Jackson animal shelter project moves forward
After a unanimous vote from the Jackson County Commissioners, an architecture contract with McMillan Pazden Smith Architecture for a planned Animal Rescue Center building in Dillsboro has been approved.
Commissioners took the vote during their May 26 meeting, following a May 12 work session discussion as to whether they should continue with the project or hit pause in response to coronavirus-induced uncertainty.
“The unknowns are, what are our facility costs, how is COVID-19 going to impact our budget, how is it going to impact what we need to do to our facilities,” County Manager Don Adams told commissioners May 12. “These are all things that I generally believe need to be raised and discussed as to whether we need to proceed forward with the project.”
If commissioners wanted to pause the project, he said, now would be the time. Construction documents are done, but the project has not yet gone out to bid. At this point, the project could sit on a shelf for some period of time without the progress made thus far losing much value.
The animal shelter is part of the first phase of a multi-phase project to revitalize the Green Energy Park property on Haywood Road in Dillsboro, turning it into a campus featuring not only the 10,000-square-foot Animal Rescue Center but an innovation center and makerspace run by Western Carolina University, a walking trail and dog park atop the old landfill, and outdoor event space in addition to the artisan studios currently housed on the site. The animal shelter is expected to cost about $3 million to build, with a $5.39 million project ordinance passed in December also including funds for grading, a parking area, walking trail construction, furnishings, fixtures, architecture, engineering, permitting and contingency costs.
Currently, the property is home to Dillsboro’s recycling center, but that will have to move prior to any development on campus. Last year, the county went under contract for a property along Haywood Road where it planned to move the center but terminated the agreement in response to opposition from town leaders who believed that location would adversely affect tourism and economic development. Commissioners have been searching for an alternative location but so far have been unable to find one.
“At this point I believe we would have to shut down the Dillsboro SRC (Staffed Recycling Center) with the understanding the new location would have to be determined and built at a later time,” Adams said May 12.
Commissioners acknowledged that this is a moment full of uncertainty but favored moving forward for now with the potential to reevaluate the project’s status later this year.

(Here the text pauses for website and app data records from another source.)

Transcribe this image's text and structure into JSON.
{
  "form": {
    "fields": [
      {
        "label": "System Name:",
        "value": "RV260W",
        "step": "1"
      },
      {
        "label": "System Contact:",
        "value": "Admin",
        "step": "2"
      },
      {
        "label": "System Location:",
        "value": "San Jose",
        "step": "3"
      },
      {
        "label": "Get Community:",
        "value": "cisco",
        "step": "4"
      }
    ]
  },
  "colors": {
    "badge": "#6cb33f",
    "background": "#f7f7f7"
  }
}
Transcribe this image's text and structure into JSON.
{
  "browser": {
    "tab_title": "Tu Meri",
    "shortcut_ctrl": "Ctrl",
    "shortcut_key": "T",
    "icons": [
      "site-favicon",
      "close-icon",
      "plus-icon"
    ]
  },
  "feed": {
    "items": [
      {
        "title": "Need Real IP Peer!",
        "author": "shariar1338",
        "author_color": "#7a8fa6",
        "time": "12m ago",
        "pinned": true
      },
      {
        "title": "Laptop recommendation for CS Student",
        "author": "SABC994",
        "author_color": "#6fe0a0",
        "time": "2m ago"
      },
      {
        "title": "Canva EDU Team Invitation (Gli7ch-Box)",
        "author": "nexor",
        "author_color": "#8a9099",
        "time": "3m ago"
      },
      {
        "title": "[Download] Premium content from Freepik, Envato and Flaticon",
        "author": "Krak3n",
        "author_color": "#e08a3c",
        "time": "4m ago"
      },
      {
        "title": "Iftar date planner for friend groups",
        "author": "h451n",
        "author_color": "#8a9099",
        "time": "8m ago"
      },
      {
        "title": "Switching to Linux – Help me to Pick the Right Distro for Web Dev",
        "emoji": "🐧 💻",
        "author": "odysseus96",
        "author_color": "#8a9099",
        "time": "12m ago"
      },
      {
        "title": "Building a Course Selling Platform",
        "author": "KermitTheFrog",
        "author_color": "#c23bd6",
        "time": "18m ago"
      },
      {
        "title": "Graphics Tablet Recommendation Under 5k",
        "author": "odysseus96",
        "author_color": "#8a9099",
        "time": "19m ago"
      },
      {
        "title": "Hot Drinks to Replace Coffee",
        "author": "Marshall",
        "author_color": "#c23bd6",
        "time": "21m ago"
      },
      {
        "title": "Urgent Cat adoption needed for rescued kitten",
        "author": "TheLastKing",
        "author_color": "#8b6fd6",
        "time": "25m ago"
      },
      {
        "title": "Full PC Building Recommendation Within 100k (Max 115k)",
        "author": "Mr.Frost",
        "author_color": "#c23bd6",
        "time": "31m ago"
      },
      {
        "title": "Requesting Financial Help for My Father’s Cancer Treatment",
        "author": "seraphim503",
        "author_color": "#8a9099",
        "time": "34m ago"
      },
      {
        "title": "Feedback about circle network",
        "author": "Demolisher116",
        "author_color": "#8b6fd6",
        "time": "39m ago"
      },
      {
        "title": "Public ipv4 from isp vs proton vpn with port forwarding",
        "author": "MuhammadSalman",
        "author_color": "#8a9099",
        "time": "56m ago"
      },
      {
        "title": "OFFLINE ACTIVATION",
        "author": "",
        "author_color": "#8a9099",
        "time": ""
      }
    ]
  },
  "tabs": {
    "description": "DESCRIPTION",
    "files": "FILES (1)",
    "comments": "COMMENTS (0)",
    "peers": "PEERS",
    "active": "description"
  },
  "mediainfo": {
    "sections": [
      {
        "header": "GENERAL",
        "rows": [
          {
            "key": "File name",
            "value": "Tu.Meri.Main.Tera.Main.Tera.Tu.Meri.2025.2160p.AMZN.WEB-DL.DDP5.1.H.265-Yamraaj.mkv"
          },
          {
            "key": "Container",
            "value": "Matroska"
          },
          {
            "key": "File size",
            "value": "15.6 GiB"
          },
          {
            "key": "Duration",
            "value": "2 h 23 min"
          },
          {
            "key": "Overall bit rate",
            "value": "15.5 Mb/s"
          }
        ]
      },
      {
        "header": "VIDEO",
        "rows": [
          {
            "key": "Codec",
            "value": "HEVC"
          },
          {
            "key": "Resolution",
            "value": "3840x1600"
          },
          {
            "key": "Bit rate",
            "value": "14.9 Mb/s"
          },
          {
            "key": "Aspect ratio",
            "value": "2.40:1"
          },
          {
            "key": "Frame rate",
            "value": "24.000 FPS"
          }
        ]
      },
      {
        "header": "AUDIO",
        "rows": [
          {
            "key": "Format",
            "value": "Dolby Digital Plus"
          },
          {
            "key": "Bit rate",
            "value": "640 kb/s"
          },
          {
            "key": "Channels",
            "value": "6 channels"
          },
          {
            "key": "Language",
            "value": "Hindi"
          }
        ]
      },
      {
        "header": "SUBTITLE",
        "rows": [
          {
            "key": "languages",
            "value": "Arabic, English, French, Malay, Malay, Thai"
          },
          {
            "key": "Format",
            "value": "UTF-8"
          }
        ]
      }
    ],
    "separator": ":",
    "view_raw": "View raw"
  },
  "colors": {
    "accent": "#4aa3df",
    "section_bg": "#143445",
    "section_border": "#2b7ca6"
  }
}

Prior to COVID-19, construction costs had been high and contractors busy. Chairman Brian McMahan said it would behoove the county to look at how the pandemic has affected construction costs — it might end up being cheaper to build the project now than it would have been a year ago.
Commissioner Ron Mau pointed out that funding for the animal shelter has already been set aside, and Commissioner Gayle Woody said that a project like the one they’re discussing is, if anything, more important now than it would have been outside of the pandemic.
“One of the things that stayed open during this whole time are greenways and places for people to walk and be outside, and we know that’s a real important part of physical and mental health,” said Woody. “And so I feel like for me that’s one reason I would like to see us go forward with this, besides the fact that we desperately need a new animal rescue center. We’ve identified that, and it’s an ongoing need. That’s not going to go away.”
Also of note, said Adams, is the fact that most of the design and architectural costs associated with the project have already been spent. The county has been discussing the animal shelter project with McMillan Pazden Smith off and on since 2016, with the company formally selected to design the currently planned facility in May 2019.
So far, the county has spent about 75 percent of the total $397,000 in architecture and engineering fees contained in that original agreement. All that’s left is the pre-bidding procurement phase, which makes up 5 percent of the total cost, and the construction phase, which makes up 20 percent.
The next opportunity to pause the process would come this summer, when construction bids are opened. However, at that point commissioners would need to make a decision rather quickly. Most bids come with an expiration date, and time of year matters when starting a project.
“The worst time to be starting construction in this area would be the December/January time,” said Adams. “That would be bad. So we either need to really hit the ground running and try to get contractors out early, or if we pause we would need to pause it to where contractors get on site around March.”
The current timeline puts the county on track to break ground on the yearlong construction project this fall.